A guided volksmarch walk is a group walk where the group all starts at the same time. The trail might not be marked and the walkers must stay with the group. Sometimes a map will be provided for those who want to separate from the group.

A year-round volksmarch or seasonal volksmarch is an unstaffed walk, open for months or for the entire year. Walkers pick up a map at a designated starting point and use it to guide themselves around the route. An online system of registering and delivering the maps and volkssport credit is being developed and may be available for some of these routes.

Where They Walk

Volksmarch walks are usually held outdoors. They include routes in parks, countryside, towns, historic areas, cities, and natural areas. The walking surface may be sidewalks, asphalt paths, or natural trails, and often walks have a combination of surfaces.

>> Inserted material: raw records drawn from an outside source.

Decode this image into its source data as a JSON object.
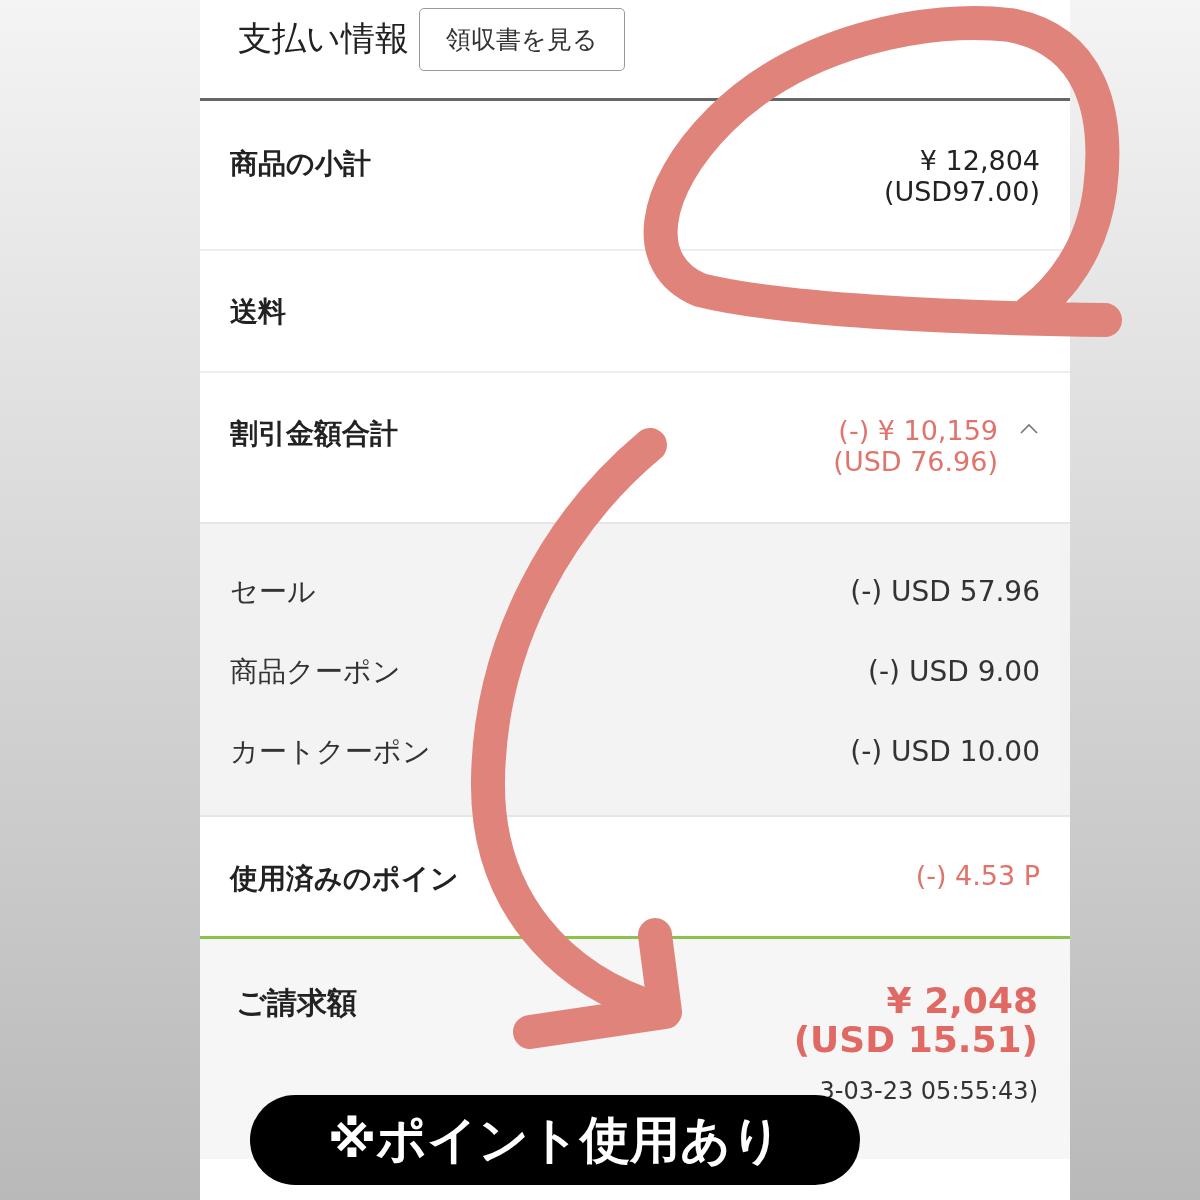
{
  "header": {
    "title": "支払い情報",
    "receipt_button": "領収書を見る"
  },
  "subtotal": {
    "label": "商品の小計",
    "value": "¥ 12,804",
    "sub_value": "(USD97.00)"
  },
  "shipping": {
    "label": "送料"
  },
  "discount": {
    "label": "割引金額合計",
    "value": "(-) ¥ 10,159",
    "sub_value": "(USD 76.96)",
    "expanded": true,
    "items": [
      {
        "label": "セール",
        "value": "(-) USD 57.96"
      },
      {
        "label": "商品クーポン",
        "value": "(-) USD 9.00"
      },
      {
        "label": "カートクーポン",
        "value": "(-) USD 10.00"
      }
    ]
  },
  "points": {
    "label": "使用済みのポイン",
    "value": "(-) 4.53 P"
  },
  "total": {
    "label": "ご請求額",
    "value": "¥ 2,048",
    "sub_value": "(USD 15.51)",
    "payment": "3-03-23 05:55:43)"
  },
  "annotation": {
    "note": "※ポイント使用あり"
  }
}
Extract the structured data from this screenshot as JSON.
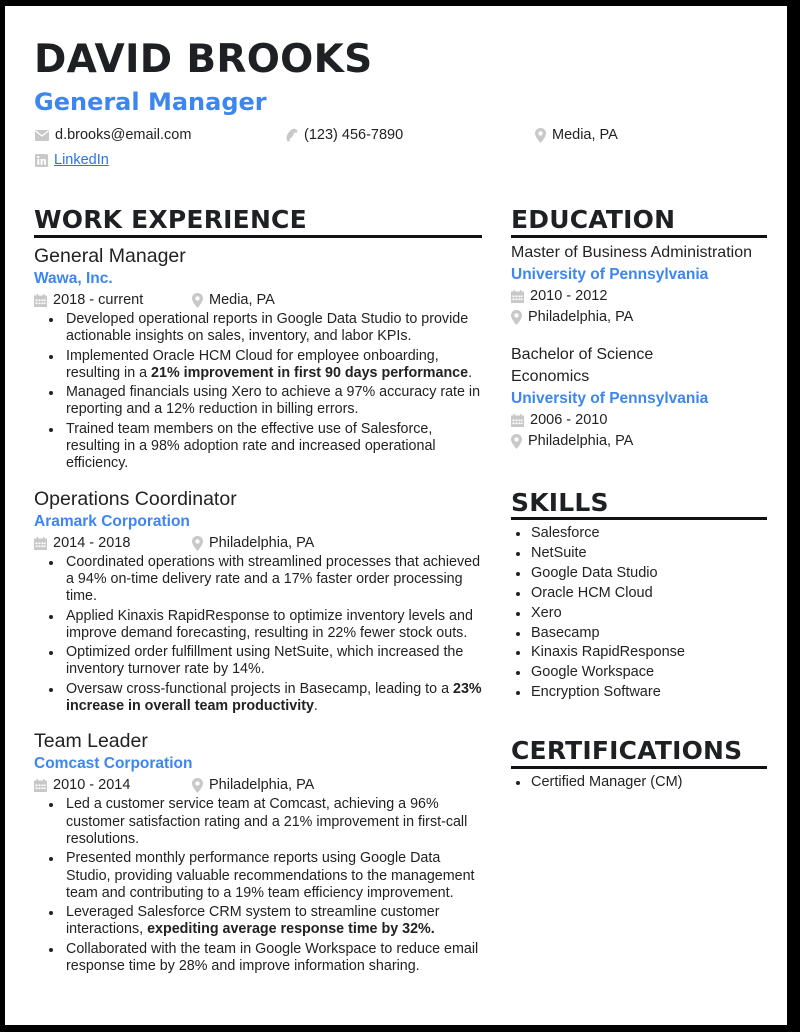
{
  "header": {
    "name": "DAVID BROOKS",
    "title": "General Manager",
    "contact": {
      "email": "d.brooks@email.com",
      "phone": "(123) 456-7890",
      "location": "Media, PA",
      "linkedin": "LinkedIn"
    },
    "icons": {
      "email": "envelope-icon",
      "phone": "phone-icon",
      "location": "map-pin-icon",
      "linkedin": "linkedin-icon",
      "date": "calendar-icon"
    }
  },
  "colors": {
    "accent": "#3d86f0",
    "text": "#222222",
    "heading": "#1f2023",
    "icon": "#c8c8c8",
    "border": "#000000"
  },
  "work": {
    "heading": "WORK EXPERIENCE",
    "jobs": [
      {
        "title": "General Manager",
        "company": "Wawa, Inc.",
        "dates": "2018 - current",
        "location": "Media, PA",
        "bullets": [
          {
            "pre": "Developed operational reports in Google Data Studio to provide actionable insights on sales, inventory, and labor KPIs.",
            "bold": "",
            "post": ""
          },
          {
            "pre": "Implemented Oracle HCM Cloud for employee onboarding, resulting in a ",
            "bold": "21% improvement in first 90 days performance",
            "post": "."
          },
          {
            "pre": "Managed financials using Xero to achieve a 97% accuracy rate in reporting and a 12% reduction in billing errors.",
            "bold": "",
            "post": ""
          },
          {
            "pre": "Trained team members on the effective use of Salesforce, resulting in a 98% adoption rate and increased operational efficiency.",
            "bold": "",
            "post": ""
          }
        ]
      },
      {
        "title": "Operations Coordinator",
        "company": "Aramark Corporation",
        "dates": "2014 - 2018",
        "location": "Philadelphia, PA",
        "bullets": [
          {
            "pre": "Coordinated operations with streamlined processes that achieved a 94% on-time delivery rate and a 17% faster order processing time.",
            "bold": "",
            "post": ""
          },
          {
            "pre": "Applied Kinaxis RapidResponse to optimize inventory levels and improve demand forecasting, resulting in 22% fewer stock outs.",
            "bold": "",
            "post": ""
          },
          {
            "pre": "Optimized order fulfillment using NetSuite, which increased the inventory turnover rate by 14%.",
            "bold": "",
            "post": ""
          },
          {
            "pre": "Oversaw cross-functional projects in Basecamp, leading to a ",
            "bold": "23% increase in overall team productivity",
            "post": "."
          }
        ]
      },
      {
        "title": "Team Leader",
        "company": "Comcast Corporation",
        "dates": "2010 - 2014",
        "location": "Philadelphia, PA",
        "bullets": [
          {
            "pre": "Led a customer service team at Comcast, achieving a 96% customer satisfaction rating and a 21% improvement in first-call resolutions.",
            "bold": "",
            "post": ""
          },
          {
            "pre": "Presented monthly performance reports using Google Data Studio, providing valuable recommendations to the management team and contributing to a 19% team efficiency improvement.",
            "bold": "",
            "post": ""
          },
          {
            "pre": "Leveraged Salesforce CRM system to streamline customer interactions, ",
            "bold": "expediting average response time by 32%.",
            "post": ""
          },
          {
            "pre": "Collaborated with the team in Google Workspace to reduce email response time by 28% and improve information sharing.",
            "bold": "",
            "post": ""
          }
        ]
      }
    ]
  },
  "education": {
    "heading": "EDUCATION",
    "entries": [
      {
        "degree": "Master of Business Administration",
        "field": "",
        "school": "University of Pennsylvania",
        "dates": "2010 - 2012",
        "location": "Philadelphia, PA"
      },
      {
        "degree": "Bachelor of Science",
        "field": "Economics",
        "school": "University of Pennsylvania",
        "dates": "2006 - 2010",
        "location": "Philadelphia, PA"
      }
    ]
  },
  "skills": {
    "heading": "SKILLS",
    "items": [
      "Salesforce",
      "NetSuite",
      "Google Data Studio",
      "Oracle HCM Cloud",
      "Xero",
      "Basecamp",
      "Kinaxis RapidResponse",
      "Google Workspace",
      "Encryption Software"
    ]
  },
  "certifications": {
    "heading": "CERTIFICATIONS",
    "items": [
      "Certified Manager (CM)"
    ]
  }
}
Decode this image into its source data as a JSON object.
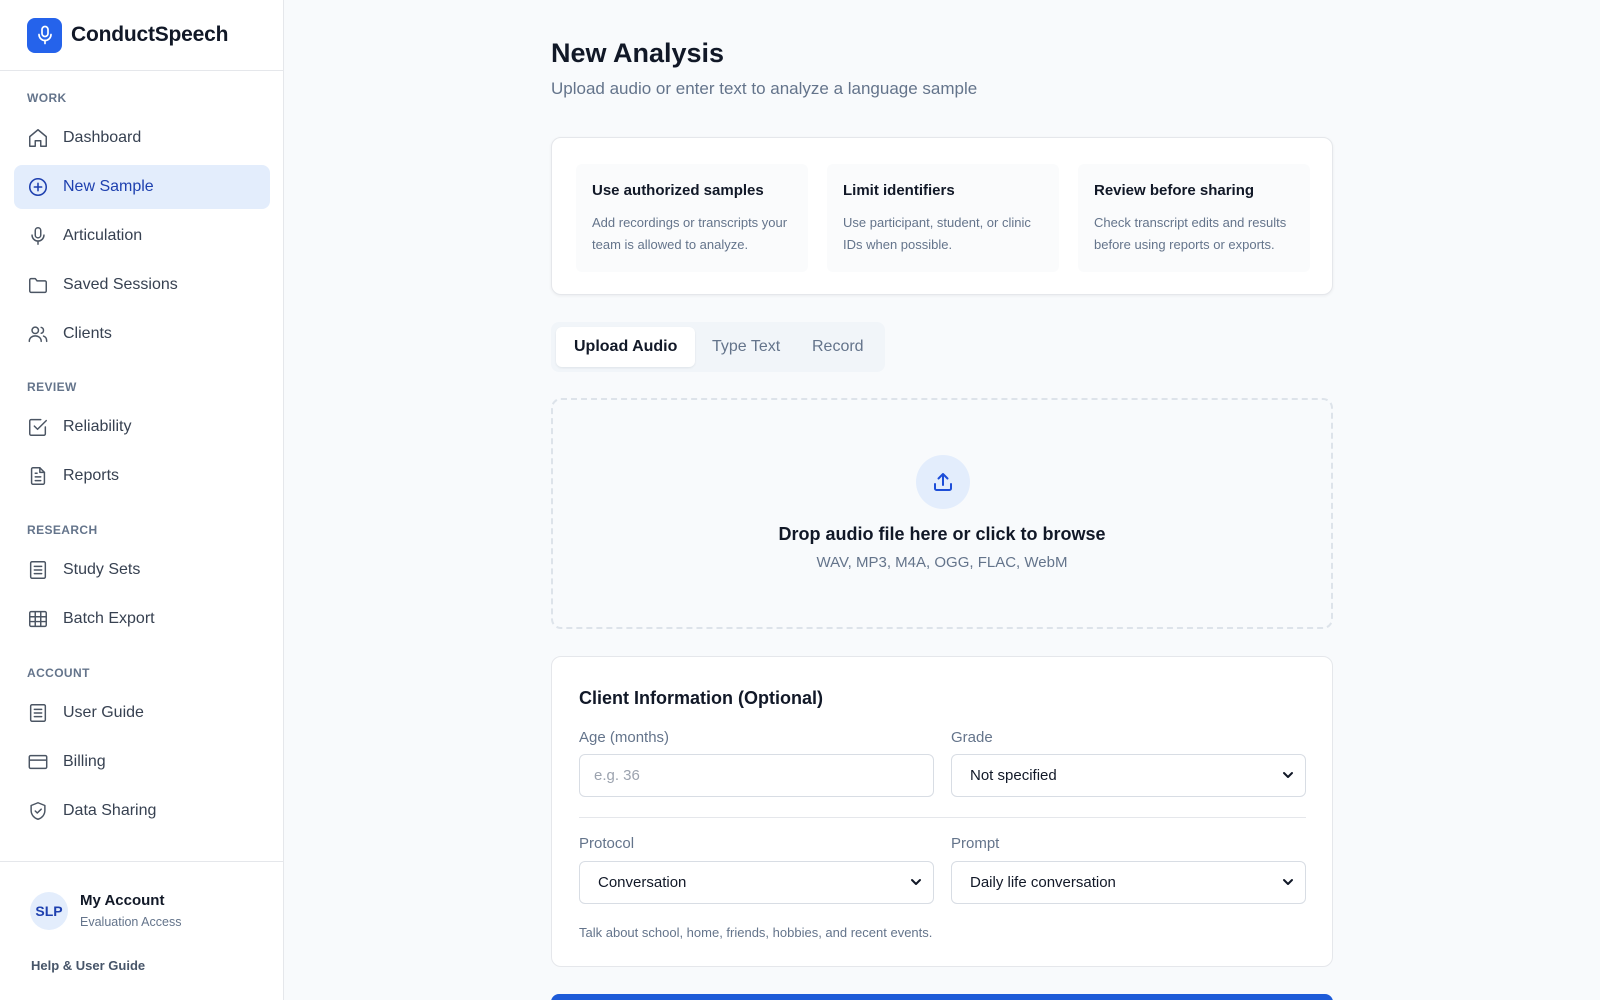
{
  "app": {
    "name": "ConductSpeech",
    "accent": "#2563eb"
  },
  "sidebar": {
    "sections": {
      "work": "WORK",
      "review": "REVIEW",
      "research": "RESEARCH",
      "account": "ACCOUNT"
    },
    "items": {
      "dashboard": "Dashboard",
      "new_sample": "New Sample",
      "articulation": "Articulation",
      "saved_sessions": "Saved Sessions",
      "clients": "Clients",
      "reliability": "Reliability",
      "reports": "Reports",
      "study_sets": "Study Sets",
      "batch_export": "Batch Export",
      "user_guide": "User Guide",
      "billing": "Billing",
      "data_sharing": "Data Sharing"
    },
    "active_item": "New Sample",
    "account": {
      "initials": "SLP",
      "name": "My Account",
      "subtitle": "Evaluation Access",
      "help_link": "Help & User Guide"
    }
  },
  "main": {
    "title": "New Analysis",
    "subtitle": "Upload audio or enter text to analyze a language sample",
    "notices": [
      {
        "title": "Use authorized samples",
        "body": "Add recordings or transcripts your team is allowed to analyze."
      },
      {
        "title": "Limit identifiers",
        "body": "Use participant, student, or clinic IDs when possible."
      },
      {
        "title": "Review before sharing",
        "body": "Check transcript edits and results before using reports or exports."
      }
    ],
    "tabs": [
      "Upload Audio",
      "Type Text",
      "Record"
    ],
    "active_tab": "Upload Audio",
    "dropzone": {
      "title": "Drop audio file here or click to browse",
      "formats": "WAV, MP3, M4A, OGG, FLAC, WebM"
    },
    "client_info": {
      "title": "Client Information (Optional)",
      "age_label": "Age (months)",
      "age_placeholder": "e.g. 36",
      "age_value": "",
      "grade_label": "Grade",
      "grade_value": "Not specified",
      "protocol_label": "Protocol",
      "protocol_value": "Conversation",
      "prompt_label": "Prompt",
      "prompt_value": "Daily life conversation",
      "hint": "Talk about school, home, friends, hobbies, and recent events."
    }
  }
}
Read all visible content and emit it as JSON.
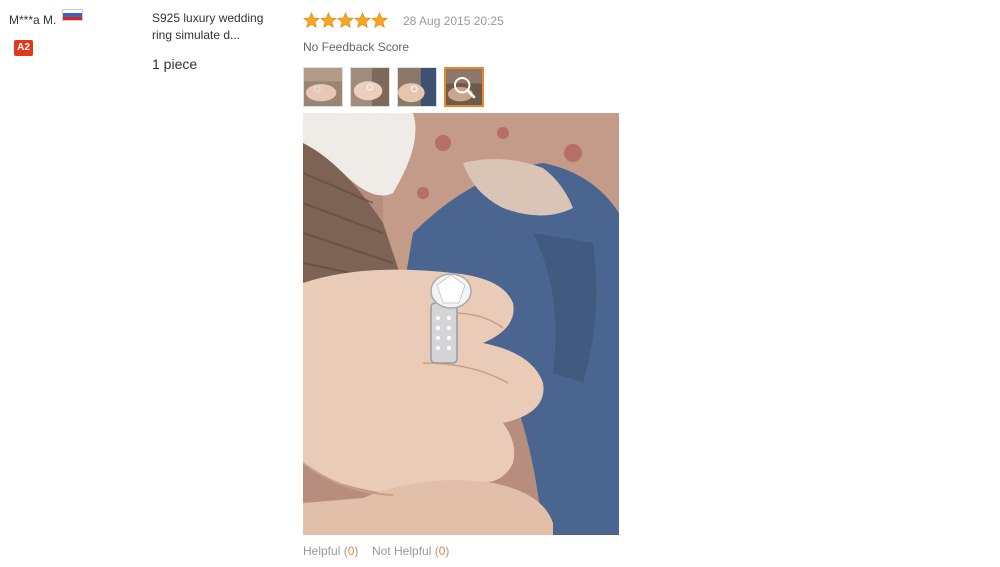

Walks are rated for difficulty. Often the scale is 1 to 5, with 1 being the easiest, often flat and paved, and 5 being a mountainous walk on rough trails. Different national associations have specific grading systems that include letters for the type of trail surface.

What makes a volksmarch different from routes of fun runs is that they are designed by walkers to be enjoyed and savored. They typically include local parks, historic points of interest, and scenic areas. You are usually free to stop and enjoy the sights and amenities rather than feeling you need to get to the finish line.

Finding a Volksmarch

Calendars of volksmarch events and locations of year-round walks can be found on the web sites of the national volkssport organizations. You can find links for around the world at the IVV website.

You can register for most volksmarch walks at the starting point when you are ready to start the event. A small fee may be required, usually the equivalent of $3. You are often welcomed to join the local club and to buy IVV Individual Achievement Award Record Books to track your walks. These are optional but are a fun way to earn awards based on the number of volksmarch walks you enjoy.